The deployment of the American Aegis Combat System, designed to provide defense against short to intermediate-range ballistic missiles, casts a shadow over Russia-Japan relations, Russian Foreign Minister Sergey Lavrov said during his annual Q&A on Monday. Moscow has serious concerns over its purpose and who will be behind the operational control of the missile system in Japan. Despite Tokyo’s assertions, Moscow remains unconvinced.
“We have data that the system that will be deployed in Japan is based on universal launchers, which can use assault weapons,” the foreign minister stated. He added that Washington has never given control over its weapons to the country of deployment and this time will be no exception.
“We have heard that it will be Japan that will allegedly operate this system, and the United States will have nothing to do with it, but we have serious doubts that it is so.”
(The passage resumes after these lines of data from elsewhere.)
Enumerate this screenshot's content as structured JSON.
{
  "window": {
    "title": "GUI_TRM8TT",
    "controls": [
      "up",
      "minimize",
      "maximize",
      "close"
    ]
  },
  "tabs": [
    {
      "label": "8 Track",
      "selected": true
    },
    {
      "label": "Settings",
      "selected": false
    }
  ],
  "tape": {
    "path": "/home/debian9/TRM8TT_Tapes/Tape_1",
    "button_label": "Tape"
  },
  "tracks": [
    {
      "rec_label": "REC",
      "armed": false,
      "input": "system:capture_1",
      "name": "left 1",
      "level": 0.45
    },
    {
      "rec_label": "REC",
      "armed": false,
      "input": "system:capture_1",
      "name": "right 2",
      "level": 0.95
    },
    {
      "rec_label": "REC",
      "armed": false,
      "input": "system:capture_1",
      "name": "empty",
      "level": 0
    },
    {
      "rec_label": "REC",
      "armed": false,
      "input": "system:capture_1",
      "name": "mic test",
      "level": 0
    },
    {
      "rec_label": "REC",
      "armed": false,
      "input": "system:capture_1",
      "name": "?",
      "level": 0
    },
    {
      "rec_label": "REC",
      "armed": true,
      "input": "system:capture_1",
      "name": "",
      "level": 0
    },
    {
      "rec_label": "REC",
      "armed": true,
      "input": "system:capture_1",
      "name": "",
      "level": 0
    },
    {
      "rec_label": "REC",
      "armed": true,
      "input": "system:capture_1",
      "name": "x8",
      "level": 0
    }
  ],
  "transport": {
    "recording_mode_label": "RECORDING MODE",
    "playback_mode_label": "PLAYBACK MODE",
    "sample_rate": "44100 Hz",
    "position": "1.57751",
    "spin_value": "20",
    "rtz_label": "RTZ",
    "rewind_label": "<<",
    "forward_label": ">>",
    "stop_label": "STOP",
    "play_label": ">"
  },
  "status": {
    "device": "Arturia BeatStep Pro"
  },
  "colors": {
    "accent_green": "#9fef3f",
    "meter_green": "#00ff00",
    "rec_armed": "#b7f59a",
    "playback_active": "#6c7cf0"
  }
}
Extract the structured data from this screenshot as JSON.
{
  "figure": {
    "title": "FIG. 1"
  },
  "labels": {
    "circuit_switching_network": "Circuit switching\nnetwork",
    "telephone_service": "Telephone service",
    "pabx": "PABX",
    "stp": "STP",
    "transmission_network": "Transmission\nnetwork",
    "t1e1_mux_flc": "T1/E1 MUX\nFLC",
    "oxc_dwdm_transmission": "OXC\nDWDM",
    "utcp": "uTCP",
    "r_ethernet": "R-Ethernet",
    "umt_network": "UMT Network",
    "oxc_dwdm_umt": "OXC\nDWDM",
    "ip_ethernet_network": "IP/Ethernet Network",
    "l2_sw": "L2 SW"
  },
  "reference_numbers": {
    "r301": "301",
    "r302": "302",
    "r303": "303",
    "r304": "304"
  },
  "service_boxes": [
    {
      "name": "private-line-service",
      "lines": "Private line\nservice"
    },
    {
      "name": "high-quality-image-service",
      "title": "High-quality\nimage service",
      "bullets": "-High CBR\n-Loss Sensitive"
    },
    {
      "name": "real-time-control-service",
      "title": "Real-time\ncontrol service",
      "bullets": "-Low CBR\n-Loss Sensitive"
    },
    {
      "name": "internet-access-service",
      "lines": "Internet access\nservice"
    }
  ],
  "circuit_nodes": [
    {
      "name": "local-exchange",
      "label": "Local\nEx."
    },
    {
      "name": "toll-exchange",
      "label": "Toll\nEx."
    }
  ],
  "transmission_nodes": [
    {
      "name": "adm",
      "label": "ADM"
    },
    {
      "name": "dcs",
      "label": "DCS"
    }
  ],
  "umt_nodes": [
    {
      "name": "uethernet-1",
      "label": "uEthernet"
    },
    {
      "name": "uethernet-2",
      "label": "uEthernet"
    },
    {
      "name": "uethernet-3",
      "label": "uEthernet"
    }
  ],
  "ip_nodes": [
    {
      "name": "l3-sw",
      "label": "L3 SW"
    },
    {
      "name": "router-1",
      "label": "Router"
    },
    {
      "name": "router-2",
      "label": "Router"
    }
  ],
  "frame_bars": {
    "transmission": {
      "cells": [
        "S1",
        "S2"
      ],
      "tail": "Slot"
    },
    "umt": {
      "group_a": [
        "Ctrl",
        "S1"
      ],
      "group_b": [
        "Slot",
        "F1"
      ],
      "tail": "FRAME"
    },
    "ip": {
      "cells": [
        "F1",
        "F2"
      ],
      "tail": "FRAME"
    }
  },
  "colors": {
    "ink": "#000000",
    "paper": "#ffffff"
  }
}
The statement comes on the heels of a report, which states that the stationing of the Aegis system is allegedly aimed at curbing Russia and is intended as a deterrent against its nuclear missiles, Japanese media say, citing an unnamed official.
Last month, Tokyo decided to boost its ballistic missile defense system and approved the purchase and deployment of two Aegis Ashore batteries – expected to become operational by 2023 – at a cost of around $2 billion.
Moscow has repeatedly stressed that it is eager to engage in dialogue over the stationing of US missile defense systems overseas, to make sure they will not “become a serious destabilizer” of the international climate, according to Lavrov. Despite US claims that the weapons are not directed against Russia, Moscow has “plenty of evidence that all this is not so.”